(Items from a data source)
+===+

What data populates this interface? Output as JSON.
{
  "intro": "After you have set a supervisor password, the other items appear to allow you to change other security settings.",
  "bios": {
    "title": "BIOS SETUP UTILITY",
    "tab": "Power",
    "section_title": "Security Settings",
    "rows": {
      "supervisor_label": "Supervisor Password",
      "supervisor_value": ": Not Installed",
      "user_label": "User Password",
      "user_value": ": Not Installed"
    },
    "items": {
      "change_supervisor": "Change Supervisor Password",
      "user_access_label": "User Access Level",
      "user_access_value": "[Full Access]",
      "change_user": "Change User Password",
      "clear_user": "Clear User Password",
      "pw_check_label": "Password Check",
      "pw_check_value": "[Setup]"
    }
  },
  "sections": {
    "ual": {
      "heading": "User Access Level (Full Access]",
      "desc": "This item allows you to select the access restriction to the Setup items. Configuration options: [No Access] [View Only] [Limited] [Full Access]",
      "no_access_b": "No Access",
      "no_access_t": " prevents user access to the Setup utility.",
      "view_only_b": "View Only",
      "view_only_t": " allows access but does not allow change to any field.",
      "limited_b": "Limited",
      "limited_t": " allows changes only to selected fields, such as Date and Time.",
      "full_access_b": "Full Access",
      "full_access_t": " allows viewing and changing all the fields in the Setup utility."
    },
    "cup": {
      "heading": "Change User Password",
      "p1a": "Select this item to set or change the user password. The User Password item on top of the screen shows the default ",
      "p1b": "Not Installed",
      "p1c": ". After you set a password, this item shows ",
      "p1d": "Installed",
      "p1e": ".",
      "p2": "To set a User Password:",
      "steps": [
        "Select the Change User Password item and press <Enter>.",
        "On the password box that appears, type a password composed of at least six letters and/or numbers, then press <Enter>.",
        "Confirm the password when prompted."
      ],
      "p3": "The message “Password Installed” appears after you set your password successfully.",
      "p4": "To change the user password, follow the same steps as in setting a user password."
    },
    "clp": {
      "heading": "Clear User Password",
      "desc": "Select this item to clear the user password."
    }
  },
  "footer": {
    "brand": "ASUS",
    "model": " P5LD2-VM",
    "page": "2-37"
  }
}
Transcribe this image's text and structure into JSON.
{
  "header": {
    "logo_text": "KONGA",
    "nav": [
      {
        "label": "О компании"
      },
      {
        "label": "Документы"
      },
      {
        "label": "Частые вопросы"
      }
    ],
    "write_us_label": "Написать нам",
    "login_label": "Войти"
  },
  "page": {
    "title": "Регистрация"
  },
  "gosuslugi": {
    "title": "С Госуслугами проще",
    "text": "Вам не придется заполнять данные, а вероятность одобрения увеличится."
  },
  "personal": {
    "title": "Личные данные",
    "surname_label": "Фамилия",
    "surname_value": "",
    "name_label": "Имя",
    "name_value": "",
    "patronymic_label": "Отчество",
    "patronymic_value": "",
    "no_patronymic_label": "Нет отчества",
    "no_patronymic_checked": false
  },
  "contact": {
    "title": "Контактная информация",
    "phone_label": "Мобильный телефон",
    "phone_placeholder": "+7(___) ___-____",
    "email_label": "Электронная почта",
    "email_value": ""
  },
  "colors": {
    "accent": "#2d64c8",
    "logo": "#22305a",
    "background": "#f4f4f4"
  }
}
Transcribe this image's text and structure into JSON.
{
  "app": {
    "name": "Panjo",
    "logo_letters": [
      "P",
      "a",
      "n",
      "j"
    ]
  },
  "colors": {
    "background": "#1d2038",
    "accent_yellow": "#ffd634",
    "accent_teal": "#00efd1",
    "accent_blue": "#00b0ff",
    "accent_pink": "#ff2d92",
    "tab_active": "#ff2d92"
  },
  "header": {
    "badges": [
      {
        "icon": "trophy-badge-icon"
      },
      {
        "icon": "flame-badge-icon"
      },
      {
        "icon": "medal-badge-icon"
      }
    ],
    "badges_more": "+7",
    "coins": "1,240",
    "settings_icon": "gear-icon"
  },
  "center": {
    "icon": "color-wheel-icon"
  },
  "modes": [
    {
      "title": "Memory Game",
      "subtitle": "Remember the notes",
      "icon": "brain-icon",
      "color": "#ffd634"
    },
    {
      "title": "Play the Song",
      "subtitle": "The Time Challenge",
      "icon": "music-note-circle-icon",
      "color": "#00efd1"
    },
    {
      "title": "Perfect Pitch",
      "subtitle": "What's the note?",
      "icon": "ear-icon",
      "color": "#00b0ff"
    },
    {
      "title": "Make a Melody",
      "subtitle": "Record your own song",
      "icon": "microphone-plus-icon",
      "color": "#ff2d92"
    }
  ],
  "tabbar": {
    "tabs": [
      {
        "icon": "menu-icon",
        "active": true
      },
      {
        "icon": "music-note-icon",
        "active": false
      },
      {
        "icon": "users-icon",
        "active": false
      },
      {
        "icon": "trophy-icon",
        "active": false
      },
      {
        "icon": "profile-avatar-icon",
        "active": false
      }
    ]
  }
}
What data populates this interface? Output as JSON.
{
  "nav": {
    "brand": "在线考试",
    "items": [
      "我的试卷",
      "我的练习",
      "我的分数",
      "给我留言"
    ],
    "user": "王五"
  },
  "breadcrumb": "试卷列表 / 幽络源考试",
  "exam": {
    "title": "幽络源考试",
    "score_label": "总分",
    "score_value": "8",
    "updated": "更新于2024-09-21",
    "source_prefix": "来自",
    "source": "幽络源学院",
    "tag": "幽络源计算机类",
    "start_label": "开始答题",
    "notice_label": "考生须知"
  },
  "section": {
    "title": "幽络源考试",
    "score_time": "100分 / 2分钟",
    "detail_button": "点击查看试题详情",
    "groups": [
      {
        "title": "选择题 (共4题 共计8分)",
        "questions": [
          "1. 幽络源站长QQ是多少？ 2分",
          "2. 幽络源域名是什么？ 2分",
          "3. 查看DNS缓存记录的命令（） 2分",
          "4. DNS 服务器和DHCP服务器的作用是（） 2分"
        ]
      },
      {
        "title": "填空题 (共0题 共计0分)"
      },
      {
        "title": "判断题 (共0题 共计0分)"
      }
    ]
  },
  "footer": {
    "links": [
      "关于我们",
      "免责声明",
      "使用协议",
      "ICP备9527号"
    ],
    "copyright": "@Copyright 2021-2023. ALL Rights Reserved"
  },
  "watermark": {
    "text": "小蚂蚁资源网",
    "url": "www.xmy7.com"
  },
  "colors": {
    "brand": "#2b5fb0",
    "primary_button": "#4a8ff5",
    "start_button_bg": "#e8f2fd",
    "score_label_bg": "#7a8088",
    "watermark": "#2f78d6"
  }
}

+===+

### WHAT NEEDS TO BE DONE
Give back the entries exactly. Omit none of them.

### RESULT FOR THIS EXERCISE
What data populates this interface? Output as JSON.
{
  "intro": "After you have set a supervisor password, the other items appear to allow you to change other security settings.",
  "bios": {
    "title": "BIOS SETUP UTILITY",
    "tab": "Power",
    "section_title": "Security Settings",
    "rows": {
      "supervisor_label": "Supervisor Password",
      "supervisor_value": ": Not Installed",
      "user_label": "User Password",
      "user_value": ": Not Installed"
    },
    "items": {
      "change_supervisor": "Change Supervisor Password",
      "user_access_label": "User Access Level",
      "user_access_value": "[Full Access]",
      "change_user": "Change User Password",
      "clear_user": "Clear User Password",
      "pw_check_label": "Password Check",
      "pw_check_value": "[Setup]"
    }
  },
  "sections": {
    "ual": {
      "heading": "User Access Level (Full Access]",
      "desc": "This item allows you to select the access restriction to the Setup items. Configuration options: [No Access] [View Only] [Limited] [Full Access]",
      "no_access_b": "No Access",
      "no_access_t": " prevents user access to the Setup utility.",
      "view_only_b": "View Only",
      "view_only_t": " allows access but does not allow change to any field.",
      "limited_b": "Limited",
      "limited_t": " allows changes only to selected fields, such as Date and Time.",
      "full_access_b": "Full Access",
      "full_access_t": " allows viewing and changing all the fields in the Setup utility."
    },
    "cup": {
      "heading": "Change User Password",
      "p1a": "Select this item to set or change the user password. The User Password item on top of the screen shows the default ",
      "p1b": "Not Installed",
      "p1c": ". After you set a password, this item shows ",
      "p1d": "Installed",
      "p1e": ".",
      "p2": "To set a User Password:",
      "steps": [
        "Select the Change User Password item and press <Enter>.",
        "On the password box that appears, type a password composed of at least six letters and/or numbers, then press <Enter>.",
        "Confirm the password when prompted."
      ],
      "p3": "The message “Password Installed” appears after you set your password successfully.",
      "p4": "To change the user password, follow the same steps as in setting a user password."
    },
    "clp": {
      "heading": "Clear User Password",
      "desc": "Select this item to clear the user password."
    }
  },
  "footer": {
    "brand": "ASUS",
    "model": " P5LD2-VM",
    "page": "2-37"
  }
}
Transcribe this image's text and structure into JSON.
{
  "header": {
    "logo_text": "KONGA",
    "nav": [
      {
        "label": "О компании"
      },
      {
        "label": "Документы"
      },
      {
        "label": "Частые вопросы"
      }
    ],
    "write_us_label": "Написать нам",
    "login_label": "Войти"
  },
  "page": {
    "title": "Регистрация"
  },
  "gosuslugi": {
    "title": "С Госуслугами проще",
    "text": "Вам не придется заполнять данные, а вероятность одобрения увеличится."
  },
  "personal": {
    "title": "Личные данные",
    "surname_label": "Фамилия",
    "surname_value": "",
    "name_label": "Имя",
    "name_value": "",
    "patronymic_label": "Отчество",
    "patronymic_value": "",
    "no_patronymic_label": "Нет отчества",
    "no_patronymic_checked": false
  },
  "contact": {
    "title": "Контактная информация",
    "phone_label": "Мобильный телефон",
    "phone_placeholder": "+7(___) ___-____",
    "email_label": "Электронная почта",
    "email_value": ""
  },
  "colors": {
    "accent": "#2d64c8",
    "logo": "#22305a",
    "background": "#f4f4f4"
  }
}
Transcribe this image's text and structure into JSON.
{
  "app": {
    "name": "Panjo",
    "logo_letters": [
      "P",
      "a",
      "n",
      "j"
    ]
  },
  "colors": {
    "background": "#1d2038",
    "accent_yellow": "#ffd634",
    "accent_teal": "#00efd1",
    "accent_blue": "#00b0ff",
    "accent_pink": "#ff2d92",
    "tab_active": "#ff2d92"
  },
  "header": {
    "badges": [
      {
        "icon": "trophy-badge-icon"
      },
      {
        "icon": "flame-badge-icon"
      },
      {
        "icon": "medal-badge-icon"
      }
    ],
    "badges_more": "+7",
    "coins": "1,240",
    "settings_icon": "gear-icon"
  },
  "center": {
    "icon": "color-wheel-icon"
  },
  "modes": [
    {
      "title": "Memory Game",
      "subtitle": "Remember the notes",
      "icon": "brain-icon",
      "color": "#ffd634"
    },
    {
      "title": "Play the Song",
      "subtitle": "The Time Challenge",
      "icon": "music-note-circle-icon",
      "color": "#00efd1"
    },
    {
      "title": "Perfect Pitch",
      "subtitle": "What's the note?",
      "icon": "ear-icon",
      "color": "#00b0ff"
    },
    {
      "title": "Make a Melody",
      "subtitle": "Record your own song",
      "icon": "microphone-plus-icon",
      "color": "#ff2d92"
    }
  ],
  "tabbar": {
    "tabs": [
      {
        "icon": "menu-icon",
        "active": true
      },
      {
        "icon": "music-note-icon",
        "active": false
      },
      {
        "icon": "users-icon",
        "active": false
      },
      {
        "icon": "trophy-icon",
        "active": false
      },
      {
        "icon": "profile-avatar-icon",
        "active": false
      }
    ]
  }
}
What data populates this interface? Output as JSON.
{
  "nav": {
    "brand": "在线考试",
    "items": [
      "我的试卷",
      "我的练习",
      "我的分数",
      "给我留言"
    ],
    "user": "王五"
  },
  "breadcrumb": "试卷列表 / 幽络源考试",
  "exam": {
    "title": "幽络源考试",
    "score_label": "总分",
    "score_value": "8",
    "updated": "更新于2024-09-21",
    "source_prefix": "来自",
    "source": "幽络源学院",
    "tag": "幽络源计算机类",
    "start_label": "开始答题",
    "notice_label": "考生须知"
  },
  "section": {
    "title": "幽络源考试",
    "score_time": "100分 / 2分钟",
    "detail_button": "点击查看试题详情",
    "groups": [
      {
        "title": "选择题 (共4题 共计8分)",
        "questions": [
          "1. 幽络源站长QQ是多少？ 2分",
          "2. 幽络源域名是什么？ 2分",
          "3. 查看DNS缓存记录的命令（） 2分",
          "4. DNS 服务器和DHCP服务器的作用是（） 2分"
        ]
      },
      {
        "title": "填空题 (共0题 共计0分)"
      },
      {
        "title": "判断题 (共0题 共计0分)"
      }
    ]
  },
  "footer": {
    "links": [
      "关于我们",
      "免责声明",
      "使用协议",
      "ICP备9527号"
    ],
    "copyright": "@Copyright 2021-2023. ALL Rights Reserved"
  },
  "watermark": {
    "text": "小蚂蚁资源网",
    "url": "www.xmy7.com"
  },
  "colors": {
    "brand": "#2b5fb0",
    "primary_button": "#4a8ff5",
    "start_button_bg": "#e8f2fd",
    "score_label_bg": "#7a8088",
    "watermark": "#2f78d6"
  }
}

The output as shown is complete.